• Find Senior Housing Near You

    Let's Get Started!

Is “Caregiver Discrimination” A Real Phenomenon?

According to a new report by the AARP*, approximately 42% of American workers were also caring for an older family members—with 49% expecting to take on such care within five years. Most caregivers work outside the home—and spend as much as twenty hours per week providing care.

With so many people providing that much uncompensated elder care while also working, it’s no wonder that the needs of caregiving clash with those of the workplace. Discrimination against caregivers is a real phenomenon—and it’s growing, with an increase of 400% in the number of complaints in the past ten years. However, laws to protect caregivers in the workplace tend to be weak. Only New Jersey, Oregon, Alaska, and Connecticut have anti-discrimination laws on the books that are more powerful than federal laws already in place.

See Also: In Home Care & Home Assistance Services

Nurse and Senior Man

It’s not easy both working full-time and caring for an elderly friend or family member. However, many Americans are in this position—and many more are likely to be in the coming decades.
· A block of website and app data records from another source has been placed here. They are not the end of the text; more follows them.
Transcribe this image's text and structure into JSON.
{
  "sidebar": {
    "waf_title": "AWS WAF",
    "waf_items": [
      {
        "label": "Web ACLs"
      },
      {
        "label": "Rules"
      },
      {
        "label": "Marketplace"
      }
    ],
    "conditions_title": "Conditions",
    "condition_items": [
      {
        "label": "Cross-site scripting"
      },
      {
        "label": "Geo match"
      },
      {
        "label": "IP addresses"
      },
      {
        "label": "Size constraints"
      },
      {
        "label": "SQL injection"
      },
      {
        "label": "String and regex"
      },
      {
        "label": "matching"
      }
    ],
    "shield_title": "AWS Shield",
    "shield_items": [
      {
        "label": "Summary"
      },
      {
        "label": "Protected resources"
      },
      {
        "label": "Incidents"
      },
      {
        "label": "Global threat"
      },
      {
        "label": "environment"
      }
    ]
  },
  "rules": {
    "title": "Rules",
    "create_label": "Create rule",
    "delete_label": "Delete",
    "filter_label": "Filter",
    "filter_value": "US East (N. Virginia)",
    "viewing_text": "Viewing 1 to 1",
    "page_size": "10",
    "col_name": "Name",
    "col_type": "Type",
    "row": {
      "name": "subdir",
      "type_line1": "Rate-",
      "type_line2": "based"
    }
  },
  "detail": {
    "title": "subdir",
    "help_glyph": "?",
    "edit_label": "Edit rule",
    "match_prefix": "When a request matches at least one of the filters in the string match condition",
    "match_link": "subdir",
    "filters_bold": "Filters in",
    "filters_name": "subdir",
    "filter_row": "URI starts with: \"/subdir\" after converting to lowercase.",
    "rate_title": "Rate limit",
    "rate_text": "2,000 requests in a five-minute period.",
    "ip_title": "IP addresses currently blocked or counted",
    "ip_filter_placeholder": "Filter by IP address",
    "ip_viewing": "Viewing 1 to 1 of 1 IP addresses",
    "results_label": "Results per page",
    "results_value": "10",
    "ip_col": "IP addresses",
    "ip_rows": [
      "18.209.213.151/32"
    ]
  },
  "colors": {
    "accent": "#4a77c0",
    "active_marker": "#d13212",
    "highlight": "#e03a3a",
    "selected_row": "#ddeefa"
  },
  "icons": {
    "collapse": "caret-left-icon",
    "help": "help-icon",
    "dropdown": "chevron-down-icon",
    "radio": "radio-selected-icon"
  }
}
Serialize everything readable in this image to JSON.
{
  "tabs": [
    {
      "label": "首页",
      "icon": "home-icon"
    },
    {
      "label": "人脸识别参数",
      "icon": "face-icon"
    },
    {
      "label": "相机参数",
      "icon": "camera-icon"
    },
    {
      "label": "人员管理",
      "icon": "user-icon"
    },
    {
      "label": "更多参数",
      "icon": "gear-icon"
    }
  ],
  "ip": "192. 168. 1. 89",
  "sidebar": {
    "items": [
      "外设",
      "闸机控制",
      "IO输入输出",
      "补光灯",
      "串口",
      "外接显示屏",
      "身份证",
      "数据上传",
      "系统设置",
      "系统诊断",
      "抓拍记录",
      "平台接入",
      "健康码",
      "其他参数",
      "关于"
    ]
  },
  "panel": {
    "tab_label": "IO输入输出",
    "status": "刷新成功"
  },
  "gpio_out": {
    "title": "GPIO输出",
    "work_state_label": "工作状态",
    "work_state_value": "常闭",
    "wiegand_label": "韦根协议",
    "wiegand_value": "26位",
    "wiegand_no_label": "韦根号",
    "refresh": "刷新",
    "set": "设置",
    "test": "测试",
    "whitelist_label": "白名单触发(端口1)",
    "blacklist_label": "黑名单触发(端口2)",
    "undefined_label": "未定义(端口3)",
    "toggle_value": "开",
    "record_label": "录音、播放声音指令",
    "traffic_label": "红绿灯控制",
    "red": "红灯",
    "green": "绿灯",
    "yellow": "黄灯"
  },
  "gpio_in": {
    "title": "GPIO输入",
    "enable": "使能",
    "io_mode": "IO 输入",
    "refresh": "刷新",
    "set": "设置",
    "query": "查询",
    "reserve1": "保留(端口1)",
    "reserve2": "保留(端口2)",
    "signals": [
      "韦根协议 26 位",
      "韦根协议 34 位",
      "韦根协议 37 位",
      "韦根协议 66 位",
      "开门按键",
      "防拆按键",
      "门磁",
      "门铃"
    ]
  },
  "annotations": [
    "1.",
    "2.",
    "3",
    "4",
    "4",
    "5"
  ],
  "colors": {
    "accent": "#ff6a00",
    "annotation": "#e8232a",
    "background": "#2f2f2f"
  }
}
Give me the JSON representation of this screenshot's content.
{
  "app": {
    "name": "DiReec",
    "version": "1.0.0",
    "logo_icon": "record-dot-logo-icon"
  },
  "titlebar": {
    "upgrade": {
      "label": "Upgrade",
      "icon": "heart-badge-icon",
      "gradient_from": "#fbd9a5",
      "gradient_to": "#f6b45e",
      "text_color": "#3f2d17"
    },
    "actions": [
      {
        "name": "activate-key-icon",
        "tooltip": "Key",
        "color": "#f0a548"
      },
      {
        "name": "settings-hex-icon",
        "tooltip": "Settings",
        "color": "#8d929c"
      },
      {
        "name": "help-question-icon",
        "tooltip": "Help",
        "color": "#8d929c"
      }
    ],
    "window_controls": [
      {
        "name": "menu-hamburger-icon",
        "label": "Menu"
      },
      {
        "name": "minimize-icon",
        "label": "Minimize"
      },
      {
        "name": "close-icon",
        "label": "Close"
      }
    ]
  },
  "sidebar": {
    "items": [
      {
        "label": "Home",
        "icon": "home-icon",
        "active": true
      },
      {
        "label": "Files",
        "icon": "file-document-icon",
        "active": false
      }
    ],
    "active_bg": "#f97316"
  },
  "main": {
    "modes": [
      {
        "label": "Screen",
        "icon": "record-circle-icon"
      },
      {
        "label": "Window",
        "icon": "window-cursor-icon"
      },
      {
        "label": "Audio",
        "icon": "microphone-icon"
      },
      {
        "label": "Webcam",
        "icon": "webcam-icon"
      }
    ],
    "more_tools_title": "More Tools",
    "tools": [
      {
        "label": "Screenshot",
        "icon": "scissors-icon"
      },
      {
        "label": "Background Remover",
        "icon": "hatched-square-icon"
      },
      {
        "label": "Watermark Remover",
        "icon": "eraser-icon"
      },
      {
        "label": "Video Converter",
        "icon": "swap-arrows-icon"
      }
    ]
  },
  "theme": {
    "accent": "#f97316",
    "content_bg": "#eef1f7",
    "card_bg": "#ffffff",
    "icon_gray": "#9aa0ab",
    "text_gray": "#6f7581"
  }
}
This type of discrimination originates from the idea that a person cannot be both a good employee and a good caretaker.  And it can arise from even benevolent intentions from an employer. For instance, a supervisor may choose a younger man over a woman caring for her elderly mother for a challenging assignment because he assumes the woman would not want the extra workload. Of course, the male employee’s performance may result in a promotion, while the woman stays where she is without the knowledge that she could have had that opportunity.

See Also: Find a Continuing Care Tetirement Community

In reality, discrimination laws protecting caregivers are found under a mosaic of anti-discrimination laws—including Title VII, which protects against sex discrimination in the workplace; the Americans with Disabilities Act, the Family and Medical Leave Act, and the Pregnancy Discrimination Act. Under law, almost everyone is entitled to up to twelve weeks of unpaid leave per year in which to care for either themselves or family members.

However, many employees feel pressured not to take this time off. Sometimes the pressure can be subtle, the result of a larger unspoken culture that discourages it. And sometimes it can be more overt.

Your Human Resources department can be a good resource for you if you’re experiencing friction at work because of the demands of your caretaker role at home. Sometimes, just bringing up your concerns can be enough to make your employer aware and for action to be taken. Many people are reluctant to do this, however, because of fear of a negative impact on their job—but it’s against the law for employers to retaliate against employees simply for voicing their concerns.

Workplace discrimination against caregivers can take many forms—and can include being fired or having hours decreased for asking for leave; being fired or having hours decreased immediately after returning from leave; or being denied leave completely. And it’s possible your employer could be strongly or overtly discouraging you from taking the time you need to care for a family member. This pressure can take the form of reprimands, retaliatory assignments, lack of promotion, or even overt or covert threats. If this is the case—and if going to HR either did not resolve the issue or made it worse—going to a lawyer may be your best option.

It’s not easy both working full-time and caring for an elderly friend or family member. However, many Americans are in this position—and many more are likely to be in the coming decades. Hopefully, attitudes in the workplace will shift to keep up with the reality of the times—and allow workers to more easily balance family and workplace demands.